#### RECORDS TO USE ####
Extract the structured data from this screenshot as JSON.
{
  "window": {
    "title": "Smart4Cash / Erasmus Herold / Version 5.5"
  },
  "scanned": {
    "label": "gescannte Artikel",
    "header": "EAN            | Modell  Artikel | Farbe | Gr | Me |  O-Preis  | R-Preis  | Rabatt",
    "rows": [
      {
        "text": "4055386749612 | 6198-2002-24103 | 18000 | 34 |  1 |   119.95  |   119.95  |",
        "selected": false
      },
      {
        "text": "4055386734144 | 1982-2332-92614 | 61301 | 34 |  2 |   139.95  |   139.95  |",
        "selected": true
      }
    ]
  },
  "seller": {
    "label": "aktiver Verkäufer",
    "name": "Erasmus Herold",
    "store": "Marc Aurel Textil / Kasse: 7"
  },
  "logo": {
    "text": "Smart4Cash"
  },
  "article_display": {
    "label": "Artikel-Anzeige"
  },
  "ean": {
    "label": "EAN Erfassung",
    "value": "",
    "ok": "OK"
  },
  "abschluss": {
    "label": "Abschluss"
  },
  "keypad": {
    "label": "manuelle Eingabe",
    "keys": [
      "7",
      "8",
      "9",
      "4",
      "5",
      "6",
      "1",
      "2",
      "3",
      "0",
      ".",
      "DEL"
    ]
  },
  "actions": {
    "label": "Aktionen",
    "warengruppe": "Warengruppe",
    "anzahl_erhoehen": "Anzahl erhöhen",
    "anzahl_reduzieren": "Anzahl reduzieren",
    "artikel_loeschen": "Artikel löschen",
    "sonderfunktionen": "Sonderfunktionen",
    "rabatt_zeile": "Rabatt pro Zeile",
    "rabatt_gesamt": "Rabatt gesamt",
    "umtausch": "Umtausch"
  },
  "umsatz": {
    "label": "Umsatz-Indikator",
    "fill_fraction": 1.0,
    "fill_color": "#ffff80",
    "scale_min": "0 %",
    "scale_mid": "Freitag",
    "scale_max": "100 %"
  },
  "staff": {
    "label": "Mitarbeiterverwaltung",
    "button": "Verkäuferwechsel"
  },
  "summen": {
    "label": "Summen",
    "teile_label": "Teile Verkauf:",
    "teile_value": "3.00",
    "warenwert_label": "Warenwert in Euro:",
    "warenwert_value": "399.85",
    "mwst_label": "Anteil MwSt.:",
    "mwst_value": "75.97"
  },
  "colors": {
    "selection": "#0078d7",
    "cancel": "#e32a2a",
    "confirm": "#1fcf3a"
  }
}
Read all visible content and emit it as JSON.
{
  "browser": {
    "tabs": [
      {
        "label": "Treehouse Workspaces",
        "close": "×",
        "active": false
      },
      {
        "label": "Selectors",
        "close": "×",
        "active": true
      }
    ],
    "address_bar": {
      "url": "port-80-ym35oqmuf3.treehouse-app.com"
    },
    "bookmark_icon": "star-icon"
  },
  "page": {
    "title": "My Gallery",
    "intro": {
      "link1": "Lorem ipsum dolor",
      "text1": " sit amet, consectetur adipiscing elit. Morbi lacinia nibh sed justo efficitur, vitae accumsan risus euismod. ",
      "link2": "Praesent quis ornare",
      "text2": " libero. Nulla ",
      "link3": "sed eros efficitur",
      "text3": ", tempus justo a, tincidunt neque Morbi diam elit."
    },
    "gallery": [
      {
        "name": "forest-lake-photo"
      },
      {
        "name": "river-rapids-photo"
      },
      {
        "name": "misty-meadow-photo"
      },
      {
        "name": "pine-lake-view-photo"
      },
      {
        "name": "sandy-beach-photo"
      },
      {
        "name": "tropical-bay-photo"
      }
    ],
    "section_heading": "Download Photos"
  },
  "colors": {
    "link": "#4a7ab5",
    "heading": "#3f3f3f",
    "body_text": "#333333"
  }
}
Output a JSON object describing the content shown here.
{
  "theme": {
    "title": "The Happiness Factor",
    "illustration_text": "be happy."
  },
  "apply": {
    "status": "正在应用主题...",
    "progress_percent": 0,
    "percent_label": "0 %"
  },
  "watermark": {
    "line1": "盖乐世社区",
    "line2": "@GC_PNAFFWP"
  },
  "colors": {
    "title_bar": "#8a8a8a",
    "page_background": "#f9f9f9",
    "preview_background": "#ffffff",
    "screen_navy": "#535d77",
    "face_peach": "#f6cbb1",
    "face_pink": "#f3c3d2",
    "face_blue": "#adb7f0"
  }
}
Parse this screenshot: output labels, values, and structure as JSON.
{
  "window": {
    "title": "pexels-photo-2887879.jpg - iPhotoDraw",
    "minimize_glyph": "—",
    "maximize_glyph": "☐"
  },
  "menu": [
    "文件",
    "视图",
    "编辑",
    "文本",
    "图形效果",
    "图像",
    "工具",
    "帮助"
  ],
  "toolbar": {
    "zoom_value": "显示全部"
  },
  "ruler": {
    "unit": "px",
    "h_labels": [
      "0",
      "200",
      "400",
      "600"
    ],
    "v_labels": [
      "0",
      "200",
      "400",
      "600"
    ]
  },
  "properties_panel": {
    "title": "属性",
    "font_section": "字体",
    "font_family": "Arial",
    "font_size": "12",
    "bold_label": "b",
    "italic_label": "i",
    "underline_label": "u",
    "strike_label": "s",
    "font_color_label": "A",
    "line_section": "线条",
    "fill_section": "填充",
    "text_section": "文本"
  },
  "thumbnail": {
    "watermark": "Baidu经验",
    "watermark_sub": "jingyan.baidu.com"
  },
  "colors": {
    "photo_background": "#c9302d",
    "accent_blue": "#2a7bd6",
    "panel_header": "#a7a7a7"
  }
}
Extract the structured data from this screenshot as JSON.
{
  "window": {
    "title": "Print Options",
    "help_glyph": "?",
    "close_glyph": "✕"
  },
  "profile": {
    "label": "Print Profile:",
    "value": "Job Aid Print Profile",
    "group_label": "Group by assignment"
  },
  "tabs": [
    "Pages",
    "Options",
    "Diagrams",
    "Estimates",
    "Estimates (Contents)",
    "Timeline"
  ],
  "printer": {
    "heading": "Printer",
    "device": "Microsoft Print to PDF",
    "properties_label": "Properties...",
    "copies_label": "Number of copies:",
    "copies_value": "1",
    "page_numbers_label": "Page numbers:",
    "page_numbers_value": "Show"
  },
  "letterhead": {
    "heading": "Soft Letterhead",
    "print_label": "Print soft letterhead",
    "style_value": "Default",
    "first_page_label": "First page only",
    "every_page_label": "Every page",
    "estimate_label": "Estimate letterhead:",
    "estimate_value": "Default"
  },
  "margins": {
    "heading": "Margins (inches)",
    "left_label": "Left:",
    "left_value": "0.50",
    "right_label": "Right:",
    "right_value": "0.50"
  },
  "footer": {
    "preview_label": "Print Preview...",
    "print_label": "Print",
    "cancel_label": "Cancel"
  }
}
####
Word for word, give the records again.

Extract the structured data from this screenshot as JSON.
{
  "window": {
    "title": "Smart4Cash / Erasmus Herold / Version 5.5"
  },
  "scanned": {
    "label": "gescannte Artikel",
    "header": "EAN            | Modell  Artikel | Farbe | Gr | Me |  O-Preis  | R-Preis  | Rabatt",
    "rows": [
      {
        "text": "4055386749612 | 6198-2002-24103 | 18000 | 34 |  1 |   119.95  |   119.95  |",
        "selected": false
      },
      {
        "text": "4055386734144 | 1982-2332-92614 | 61301 | 34 |  2 |   139.95  |   139.95  |",
        "selected": true
      }
    ]
  },
  "seller": {
    "label": "aktiver Verkäufer",
    "name": "Erasmus Herold",
    "store": "Marc Aurel Textil / Kasse: 7"
  },
  "logo": {
    "text": "Smart4Cash"
  },
  "article_display": {
    "label": "Artikel-Anzeige"
  },
  "ean": {
    "label": "EAN Erfassung",
    "value": "",
    "ok": "OK"
  },
  "abschluss": {
    "label": "Abschluss"
  },
  "keypad": {
    "label": "manuelle Eingabe",
    "keys": [
      "7",
      "8",
      "9",
      "4",
      "5",
      "6",
      "1",
      "2",
      "3",
      "0",
      ".",
      "DEL"
    ]
  },
  "actions": {
    "label": "Aktionen",
    "warengruppe": "Warengruppe",
    "anzahl_erhoehen": "Anzahl erhöhen",
    "anzahl_reduzieren": "Anzahl reduzieren",
    "artikel_loeschen": "Artikel löschen",
    "sonderfunktionen": "Sonderfunktionen",
    "rabatt_zeile": "Rabatt pro Zeile",
    "rabatt_gesamt": "Rabatt gesamt",
    "umtausch": "Umtausch"
  },
  "umsatz": {
    "label": "Umsatz-Indikator",
    "fill_fraction": 1.0,
    "fill_color": "#ffff80",
    "scale_min": "0 %",
    "scale_mid": "Freitag",
    "scale_max": "100 %"
  },
  "staff": {
    "label": "Mitarbeiterverwaltung",
    "button": "Verkäuferwechsel"
  },
  "summen": {
    "label": "Summen",
    "teile_label": "Teile Verkauf:",
    "teile_value": "3.00",
    "warenwert_label": "Warenwert in Euro:",
    "warenwert_value": "399.85",
    "mwst_label": "Anteil MwSt.:",
    "mwst_value": "75.97"
  },
  "colors": {
    "selection": "#0078d7",
    "cancel": "#e32a2a",
    "confirm": "#1fcf3a"
  }
}
Read all visible content and emit it as JSON.
{
  "browser": {
    "tabs": [
      {
        "label": "Treehouse Workspaces",
        "close": "×",
        "active": false
      },
      {
        "label": "Selectors",
        "close": "×",
        "active": true
      }
    ],
    "address_bar": {
      "url": "port-80-ym35oqmuf3.treehouse-app.com"
    },
    "bookmark_icon": "star-icon"
  },
  "page": {
    "title": "My Gallery",
    "intro": {
      "link1": "Lorem ipsum dolor",
      "text1": " sit amet, consectetur adipiscing elit. Morbi lacinia nibh sed justo efficitur, vitae accumsan risus euismod. ",
      "link2": "Praesent quis ornare",
      "text2": " libero. Nulla ",
      "link3": "sed eros efficitur",
      "text3": ", tempus justo a, tincidunt neque Morbi diam elit."
    },
    "gallery": [
      {
        "name": "forest-lake-photo"
      },
      {
        "name": "river-rapids-photo"
      },
      {
        "name": "misty-meadow-photo"
      },
      {
        "name": "pine-lake-view-photo"
      },
      {
        "name": "sandy-beach-photo"
      },
      {
        "name": "tropical-bay-photo"
      }
    ],
    "section_heading": "Download Photos"
  },
  "colors": {
    "link": "#4a7ab5",
    "heading": "#3f3f3f",
    "body_text": "#333333"
  }
}
Output a JSON object describing the content shown here.
{
  "theme": {
    "title": "The Happiness Factor",
    "illustration_text": "be happy."
  },
  "apply": {
    "status": "正在应用主题...",
    "progress_percent": 0,
    "percent_label": "0 %"
  },
  "watermark": {
    "line1": "盖乐世社区",
    "line2": "@GC_PNAFFWP"
  },
  "colors": {
    "title_bar": "#8a8a8a",
    "page_background": "#f9f9f9",
    "preview_background": "#ffffff",
    "screen_navy": "#535d77",
    "face_peach": "#f6cbb1",
    "face_pink": "#f3c3d2",
    "face_blue": "#adb7f0"
  }
}
Parse this screenshot: output labels, values, and structure as JSON.
{
  "window": {
    "title": "pexels-photo-2887879.jpg - iPhotoDraw",
    "minimize_glyph": "—",
    "maximize_glyph": "☐"
  },
  "menu": [
    "文件",
    "视图",
    "编辑",
    "文本",
    "图形效果",
    "图像",
    "工具",
    "帮助"
  ],
  "toolbar": {
    "zoom_value": "显示全部"
  },
  "ruler": {
    "unit": "px",
    "h_labels": [
      "0",
      "200",
      "400",
      "600"
    ],
    "v_labels": [
      "0",
      "200",
      "400",
      "600"
    ]
  },
  "properties_panel": {
    "title": "属性",
    "font_section": "字体",
    "font_family": "Arial",
    "font_size": "12",
    "bold_label": "b",
    "italic_label": "i",
    "underline_label": "u",
    "strike_label": "s",
    "font_color_label": "A",
    "line_section": "线条",
    "fill_section": "填充",
    "text_section": "文本"
  },
  "thumbnail": {
    "watermark": "Baidu经验",
    "watermark_sub": "jingyan.baidu.com"
  },
  "colors": {
    "photo_background": "#c9302d",
    "accent_blue": "#2a7bd6",
    "panel_header": "#a7a7a7"
  }
}
Extract the structured data from this screenshot as JSON.
{
  "window": {
    "title": "Print Options",
    "help_glyph": "?",
    "close_glyph": "✕"
  },
  "profile": {
    "label": "Print Profile:",
    "value": "Job Aid Print Profile",
    "group_label": "Group by assignment"
  },
  "tabs": [
    "Pages",
    "Options",
    "Diagrams",
    "Estimates",
    "Estimates (Contents)",
    "Timeline"
  ],
  "printer": {
    "heading": "Printer",
    "device": "Microsoft Print to PDF",
    "properties_label": "Properties...",
    "copies_label": "Number of copies:",
    "copies_value": "1",
    "page_numbers_label": "Page numbers:",
    "page_numbers_value": "Show"
  },
  "letterhead": {
    "heading": "Soft Letterhead",
    "print_label": "Print soft letterhead",
    "style_value": "Default",
    "first_page_label": "First page only",
    "every_page_label": "Every page",
    "estimate_label": "Estimate letterhead:",
    "estimate_value": "Default"
  },
  "margins": {
    "heading": "Margins (inches)",
    "left_label": "Left:",
    "left_value": "0.50",
    "right_label": "Right:",
    "right_value": "0.50"
  },
  "footer": {
    "preview_label": "Print Preview...",
    "print_label": "Print",
    "cancel_label": "Cancel"
  }
}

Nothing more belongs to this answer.